We put the shelves in the kitchen bay window, all ready to house seedlings, houseplants, herbs, and maybe even some unique knickknacks. I know they aren't the best looking shelves in the world. And right now they look like they were put together upside down, which we did on purpose to utilize sunlit area and growing headroom (and to keep Sunshine out of reach). But they were pretty inexpensive, are quite sturdy, amazingly light weight, and apparently very easy to put together.
What more could you want from shelves?

Did I mention that I love my boys?
~.~ the purple sprout

Potato Vine Cuttings

Every year it seems like my hubby and I spend a ton of money on buying beautiful annuals...only to have them die once winter sets in. My goal for this next year is to bring all of my annuals (except for some of the veggies, of course) inside during the cold season. We'll see if it happens.

One of my most favorite annuals is the potato vine. I love the bright green and the deep purple of these two types in particular. Last year I decided to take cuttings from the plants that I had, just to see how they would do. I began, in early fall, by cutting several vines (with at least 5 leaves on each stem), then pulling off the bottom 2-3 leaves. I immersed the bottom of the stems in water (covering the area where I took off the leaves) in a couple of vases, leaving them to their own devices for several months. Actually, they were sitting in the middle of my kitchen table all winter, as a great teaching tool for the kids on how roots develop and what they look like. The picture above was taken in November.

After about 4 or 5 months, I noticed that the roots were getting kind of cramped in the vases and the leaves started developing some weird crystals on them.....yeah, really weird....I started thinking it might be best to get them into some soil sooner than later.

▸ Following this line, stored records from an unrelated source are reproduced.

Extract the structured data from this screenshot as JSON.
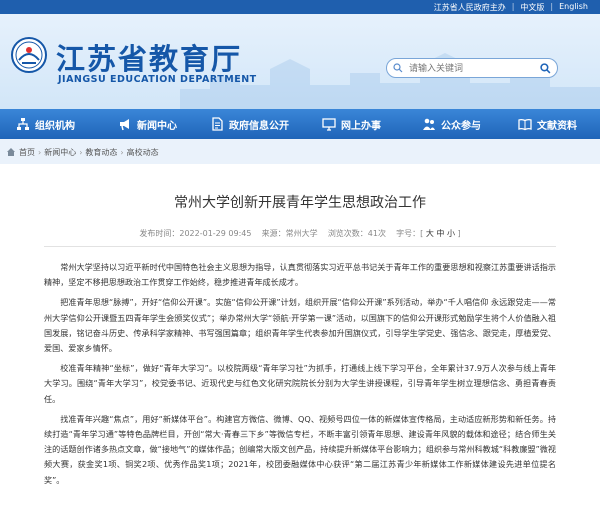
{
  "topbar": {
    "sponsor": "江苏省人民政府主办",
    "lang_cn": "中文版",
    "lang_en": "English"
  },
  "header": {
    "title_cn": "江苏省教育厅",
    "title_en": "JIANGSU EDUCATION DEPARTMENT",
    "search_placeholder": "请输入关键词"
  },
  "nav": {
    "items": [
      {
        "label": "组织机构",
        "icon": "org-icon"
      },
      {
        "label": "新闻中心",
        "icon": "megaphone-icon"
      },
      {
        "label": "政府信息公开",
        "icon": "document-icon"
      },
      {
        "label": "网上办事",
        "icon": "monitor-icon"
      },
      {
        "label": "公众参与",
        "icon": "people-icon"
      },
      {
        "label": "文献资料",
        "icon": "book-icon"
      }
    ]
  },
  "breadcrumb": {
    "items": [
      "首页",
      "新闻中心",
      "教育动态",
      "高校动态"
    ]
  },
  "article": {
    "title": "常州大学创新开展青年学生思想政治工作",
    "date": "发布时间：2022-01-29 09:45",
    "source": "来源：常州大学",
    "views": "浏览次数：41次",
    "font_label": "字号：",
    "font_large": "大",
    "font_mid": "中",
    "font_small": "小",
    "paragraphs": [
      "常州大学坚持以习近平新时代中国特色社会主义思想为指导，认真贯彻落实习近平总书记关于青年工作的重要思想和视察江苏重要讲话指示精神，坚定不移把思想政治工作贯穿工作始终，稳步推进青年成长成才。",
      "把准青年思想“脉搏”，开好“信仰公开课”。实施“信仰公开课”计划，组织开展“信仰公开课”系列活动，举办“千人唱信仰 永远跟党走——常州大学信仰公开课暨五四青年学生会颁奖仪式”；举办常州大学“领航·开学第一课”活动，以国旗下的信仰公开课形式勉励学生将个人价值融入祖国发展，铭记奋斗历史、传承科学家精神、书写强国篇章；组织青年学生代表参加升国旗仪式，引导学生学党史、强信念、跟党走，厚植爱党、爱国、爱家乡情怀。",
      "校准青年精神“坐标”，做好“青年大学习”。以校院两级“青年学习社”为抓手，打通线上线下学习平台，全年累计37.9万人次参与线上青年大学习。围绕“青年大学习”，校党委书记、近现代史与红色文化研究院院长分别为大学生讲授课程，引导青年学生树立理想信念、勇担青春责任。",
      "找准青年兴趣“焦点”，用好“新媒体平台”。构建官方微信、微博、QQ、视频号四位一体的新媒体宣传格局，主动适应新形势和新任务。持续打造“青年学习通”等特色品牌栏目，开创“常大·青春三下乡”等微信专栏，不断丰富引领青年思想、建设青年风貌的载体和途径；结合师生关注的话题创作诸多热点文章，做“接地气”的媒体作品；创编常大版文创产品，持续提升新媒体平台影响力；组织参与常州科教城“科教廉盟”微视频大赛，获金奖1项、铜奖2项、优秀作品奖1项；2021年，校团委融媒体中心获评“第二届江苏青少年新媒体工作新媒体建设先进单位提名奖”。"
    ]
  }
}
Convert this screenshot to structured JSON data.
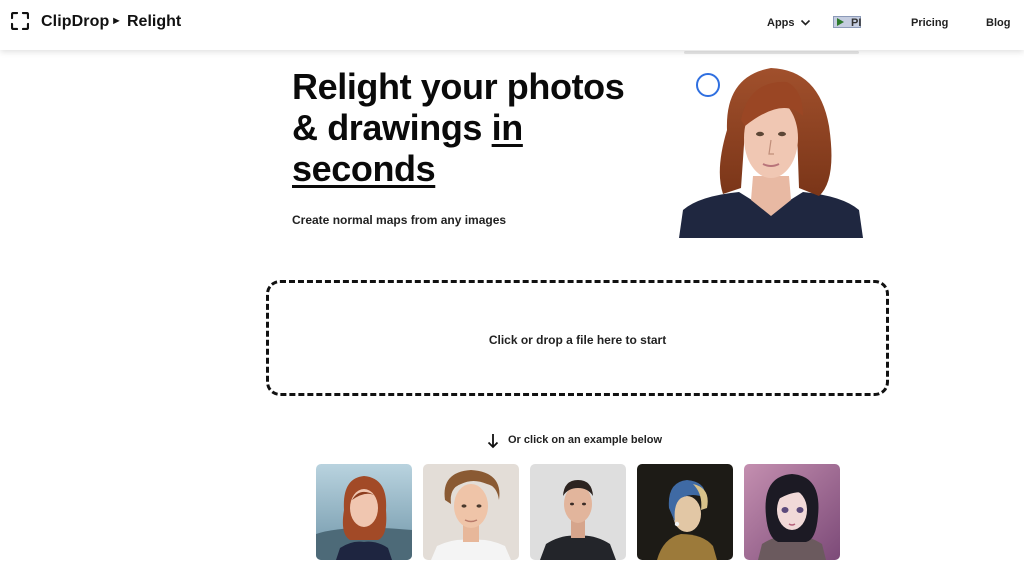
{
  "header": {
    "brand": "ClipDrop",
    "separator": "►",
    "app_name": "Relight",
    "nav": {
      "apps": "Apps",
      "api": "PI",
      "pricing": "Pricing",
      "blog": "Blog"
    }
  },
  "hero": {
    "title_line1": "Relight your photos",
    "title_line2_a": "& drawings ",
    "title_line2_b": "in",
    "title_line3": "seconds",
    "subtitle": "Create normal maps from any images"
  },
  "dropzone": {
    "label": "Click or drop a file here to start"
  },
  "examples": {
    "hint": "Or click on an example below",
    "items": [
      {
        "icon": "woman-red-hair-photo"
      },
      {
        "icon": "young-man-curly-hair-photo"
      },
      {
        "icon": "man-grey-background-photo"
      },
      {
        "icon": "girl-with-pearl-earring-painting"
      },
      {
        "icon": "anime-girl-drawing"
      }
    ]
  },
  "colors": {
    "accent_blue": "#2f6fe0",
    "text": "#111111",
    "background": "#ffffff"
  }
}
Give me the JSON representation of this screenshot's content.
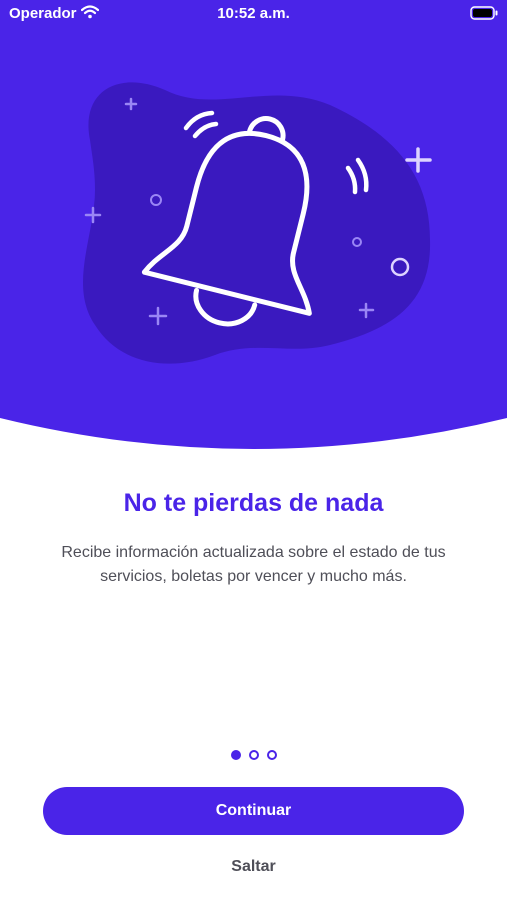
{
  "status_bar": {
    "carrier": "Operador",
    "time": "10:52 a.m."
  },
  "onboarding": {
    "title": "No te pierdas de nada",
    "description": "Recibe información actualizada sobre el estado de tus servicios, boletas por vencer y mucho más.",
    "page_indicator": {
      "total": 3,
      "current": 1
    },
    "continue_label": "Continuar",
    "skip_label": "Saltar"
  },
  "colors": {
    "brand": "#4a24e8",
    "hero_dark": "#3a19bf",
    "text_secondary": "#4f4f58"
  }
}
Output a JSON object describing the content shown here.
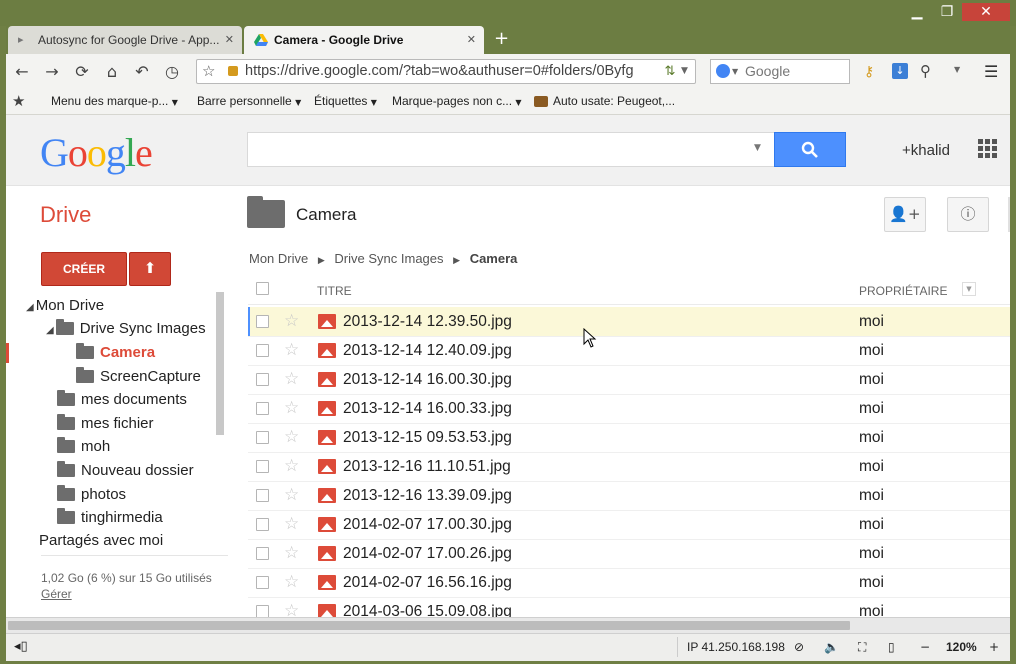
{
  "window": {
    "minimize": "▁",
    "maximize": "❐",
    "close": "✕"
  },
  "tabs": [
    {
      "label": "Autosync for Google Drive - App...",
      "close": "✕"
    },
    {
      "label": "Camera - Google Drive",
      "close": "✕"
    }
  ],
  "new_tab": "+",
  "toolbar": {
    "back": "←",
    "forward": "→",
    "reload": "⟳",
    "home": "⌂",
    "undo": "↶",
    "history": "◷",
    "url": "https://drive.google.com/?tab=wo&authuser=0#folders/0Byfg",
    "search_placeholder": "Google",
    "menu": "☰"
  },
  "bookmarks": [
    {
      "label": "Menu des marque-p..."
    },
    {
      "label": "Barre personnelle"
    },
    {
      "label": "Étiquettes"
    },
    {
      "label": "Marque-pages non c..."
    },
    {
      "label": "Auto usate: Peugeot,..."
    }
  ],
  "google": {
    "search_value": "",
    "user": "+khalid"
  },
  "drive": {
    "label": "Drive",
    "folder_title": "Camera",
    "create_label": "CRÉER",
    "breadcrumb": [
      "Mon Drive",
      "Drive Sync Images",
      "Camera"
    ]
  },
  "tree": [
    {
      "label": "Mon Drive"
    },
    {
      "label": "Drive Sync Images"
    },
    {
      "label": "Camera"
    },
    {
      "label": "ScreenCapture"
    },
    {
      "label": "mes documents"
    },
    {
      "label": "mes fichier"
    },
    {
      "label": "moh"
    },
    {
      "label": "Nouveau dossier"
    },
    {
      "label": "photos"
    },
    {
      "label": "tinghirmedia"
    },
    {
      "label": "Partagés avec moi"
    }
  ],
  "storage": {
    "usage": "1,02 Go (6 %) sur 15 Go utilisés",
    "manage": "Gérer"
  },
  "list": {
    "col_title": "TITRE",
    "col_owner": "PROPRIÉTAIRE",
    "rows": [
      {
        "name": "2013-12-14 12.39.50.jpg",
        "owner": "moi"
      },
      {
        "name": "2013-12-14 12.40.09.jpg",
        "owner": "moi"
      },
      {
        "name": "2013-12-14 16.00.30.jpg",
        "owner": "moi"
      },
      {
        "name": "2013-12-14 16.00.33.jpg",
        "owner": "moi"
      },
      {
        "name": "2013-12-15 09.53.53.jpg",
        "owner": "moi"
      },
      {
        "name": "2013-12-16 11.10.51.jpg",
        "owner": "moi"
      },
      {
        "name": "2013-12-16 13.39.09.jpg",
        "owner": "moi"
      },
      {
        "name": "2014-02-07 17.00.30.jpg",
        "owner": "moi"
      },
      {
        "name": "2014-02-07 17.00.26.jpg",
        "owner": "moi"
      },
      {
        "name": "2014-02-07 16.56.16.jpg",
        "owner": "moi"
      },
      {
        "name": "2014-03-06 15.09.08.jpg",
        "owner": "moi"
      }
    ]
  },
  "statusbar": {
    "ip": "IP 41.250.168.198",
    "zoom": "120%",
    "minus": "−",
    "plus": "+"
  },
  "colors": {
    "drive_red": "#dd4b39",
    "search_blue": "#4d90fe",
    "selected_row": "#fbf8d8"
  }
}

I gently removed them from the vases and laid them out on some newspaper (please ignore the ads, apparently it was doggy week somewhere).

I like terra cotta pots...not just the way they look, but the way that they feel, the way that they smell (when they are wet, you can smell the earthiness of their content), and the fact that they have such an Italian name.....beatitudine!

Inevitably, I have at least 2 or 3 terra cotta pots break every year, usually due to children knocking them over or the extreme temps causing them to crack. So I smash them up and use these shards in the bottom of my future pots. The shards keep the soil from draining out of the hole in the bottom of the pot and also keep the plants' roots from sitting in water and drowning (plants don't like waterlogged feet anymore than you or I do).

Once I got to this point, I separated the cuttings from each other and laid them out next to their future home.

I then put a thin layer of potting soil over the shards.

And began placing the roots into the pot, one at a time.

Until they were all composed in an arrangement to my liking...then I covered them with more potting soil and reached for my Dr. Earth fertilizer...

Only to find this hibernating wolf spider, who was quite surprised at my unannounced visit to his winter home. I apologized for the intrusion and escorted him to my garden.

I added some Dr. Earth fertilizer (which I love because it is all natural, even though it smells like turkey manure).

Finally, I added water to the soil....slowly....until it was thoroughly the process, washing off the spider egg sacs and dust that had accumulated all over the outside of my wonderful terra cotta pot during the winter. I let it drain completely.

And...Vuala! I know that they look kind of spindly now, but give these cuttings a few months, and they will be looking mighty purty!!
~.~ the purple sprout